Connecticut and its Department of Children and Families (DCF) today reached an agreement with national watchdog group Children’s Rights on a new action plan to better meet the service needs of the state’s abused and neglected children. The plan is the latest development in an ongoing federal class action lawsuit, filed in 1989 by Children’s Rights and known as Juan F. vs. Rell, to reform the state’s child welfare system.
The plan is the result of months of negotiations and focuses on: preventing foster children from staying too long in shelters and other temporary facilities; moving children safely out of state custody and back home with their parents or into an adoptive home; and reducing the use of institutions and group homes, particularly for young children. The agreement was reached with former DCF Commissioner Darlene Dunbar, who left her position on February 28 of this year. A new Commissioner has not yet been named.

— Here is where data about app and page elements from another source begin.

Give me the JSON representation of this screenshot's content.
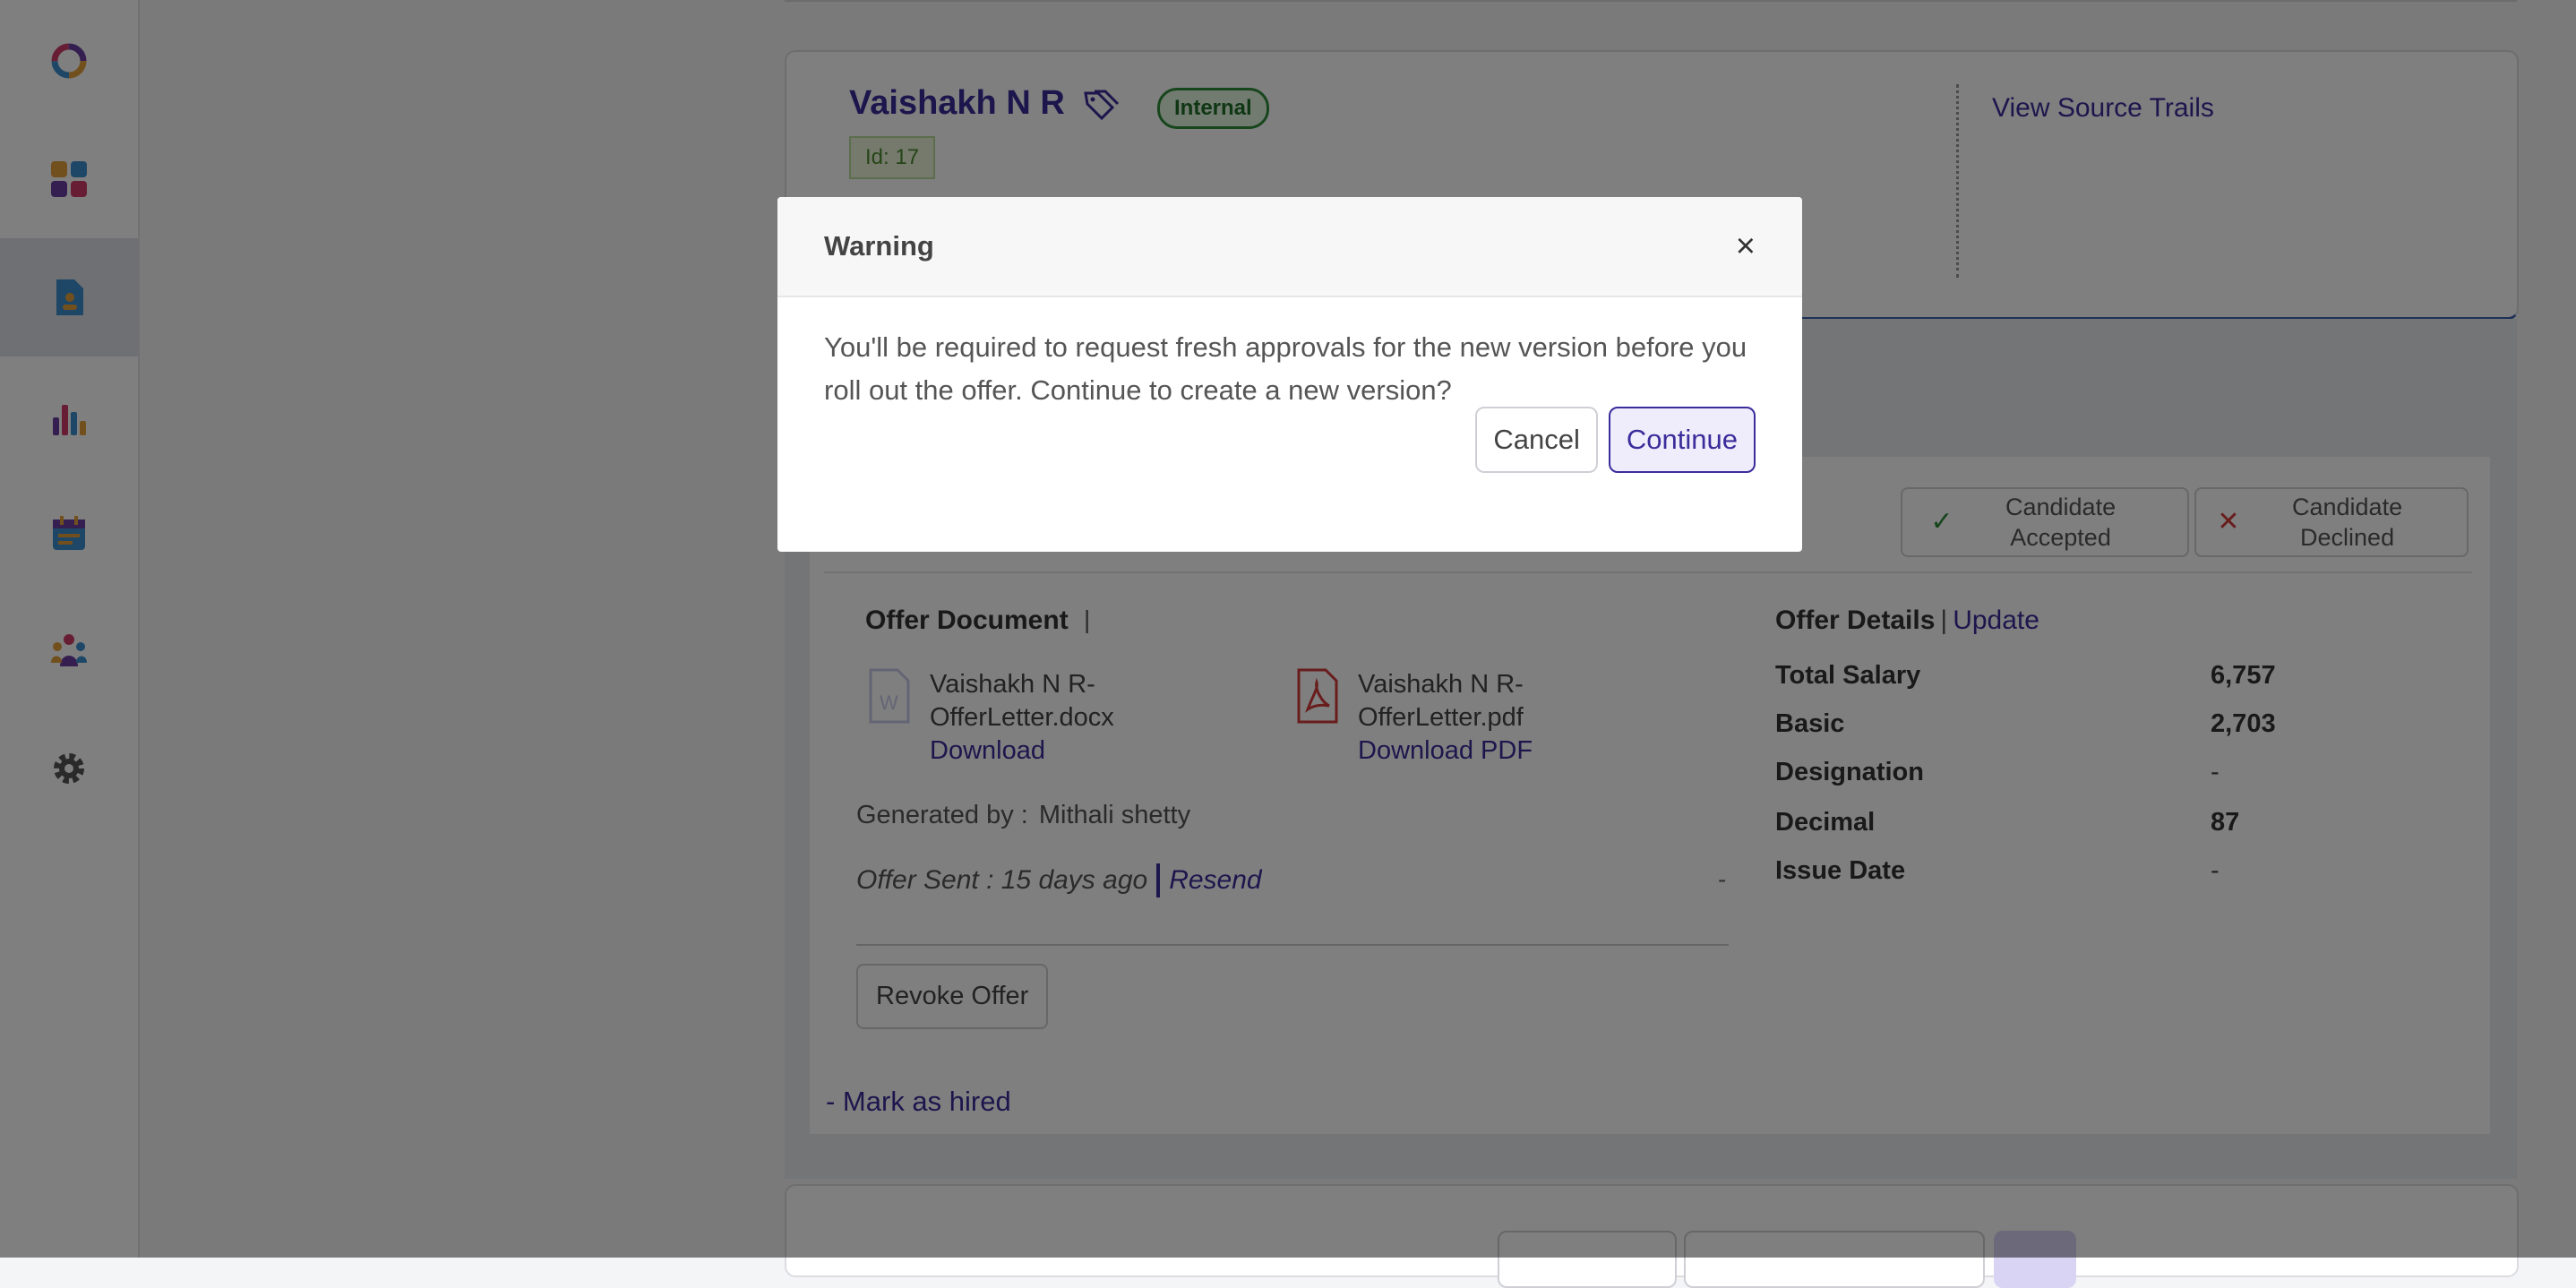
{
  "candidate": {
    "name": "Vaishakh N R",
    "badge": "Internal",
    "id_label": "Id: 17",
    "view_source_trails": "View Source Trails"
  },
  "status_buttons": {
    "accepted": "Candidate Accepted",
    "declined": "Candidate Declined"
  },
  "offer_document": {
    "title": "Offer Document",
    "separator": "|",
    "docx": {
      "filename": "Vaishakh N R-OfferLetter.docx",
      "link": "Download"
    },
    "pdf": {
      "filename": "Vaishakh N R-OfferLetter.pdf",
      "link": "Download PDF"
    },
    "generated_by_label": "Generated by :",
    "generated_by_value": "Mithali shetty",
    "offer_sent_label": "Offer Sent : 15 days ago",
    "resend": "Resend",
    "dash": "-",
    "revoke": "Revoke Offer",
    "mark_hired": "- Mark as hired"
  },
  "offer_details": {
    "title": "Offer Details",
    "separator": "|",
    "update": "Update",
    "rows": [
      {
        "label": "Total Salary",
        "value": "6,757"
      },
      {
        "label": "Basic",
        "value": "2,703"
      },
      {
        "label": "Designation",
        "value": "-"
      },
      {
        "label": "Decimal",
        "value": "87"
      },
      {
        "label": "Issue Date",
        "value": "-"
      }
    ]
  },
  "modal": {
    "title": "Warning",
    "close": "×",
    "message": "You'll be required to request fresh approvals for the new version before you roll out the offer. Continue to create a new version?",
    "cancel": "Cancel",
    "continue": "Continue"
  },
  "sidebar": {
    "items": [
      "logo-icon",
      "dashboard-icon",
      "offers-icon",
      "reports-icon",
      "calendar-icon",
      "team-icon",
      "settings-icon"
    ]
  },
  "colors": {
    "accent": "#3b2d9b",
    "internal_green": "#2f8c3a",
    "overlay": "rgba(0,0,0,0.5)"
  }
}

“Meeting the service needs of abused and neglected children remains a big problem area for Connecticut, and DCFdeserves credit for committing to this plan, especially at a time of leadership transition,” said Ira Lustbader, associate director of Children’s Rights. “If this plan is rapidly and thoughtfully implemented, it will be a major step forward in improving these children’s lives.”
The new action plan is tied to DCF achieving required benchmarks in providing children’s services under a 2004 court-ordered exit plan, which, once fully implemented by Connecticut, would effectively end the Juan F. lawsuit. The action plan includes targeted efforts such as:
- Specialized tracking of any child who is kept in a shelter or other temporary facility for more than 60 days, with heightened services to move the child into an appropriate home.
- Specialized tracking of any child age 12 and under living in a group facility, with heightened services to place the child with a family.
- Specialized tracking and case reviews for children in DCF custody for over one year who are getting stuck in the system, to ensure they receive services to return them home safely to their parents or to relatives whenever possible, or to rapidly move them toward another permanent home (usually through adoption).
“While we will be watching DCF closely to ensure that this plan is implemented, during the months we worked withDCF officials on the plan we began to see some improvements,” said Lustbader. For example, the number of children who did not receive the steps required by federal and state law to move children towards adoption was cut from 823 in November 2006 to 502 in January 2007.
One key area not yet developed by DCF is a comprehensive plan for recruiting and retaining more foster homes.
“The recruitment and support of foster families must become a top priority at DCF,” said Lustbader. “Children belong with families whenever possible and not housed inappropriately in group homes and facilities, plus foster parents are the most likely people to adopt foster children.”
DCF is currently meeting 17 of the required 22 outcomes measures under the exit plan, but performance on the critical service needs measure has remained poor. The last full measure of service needs by the federal court monitor occurred in November 2005 and found that only 56% of children had their service needs met by DCF, and a small review sample in October of 2006 found that service needs were not met in more than one-third of cases. New data from the Court Monitor on DCF’s performance is expected in the near future.
Chris Iseli or Brooks Halliday // 212.683.2210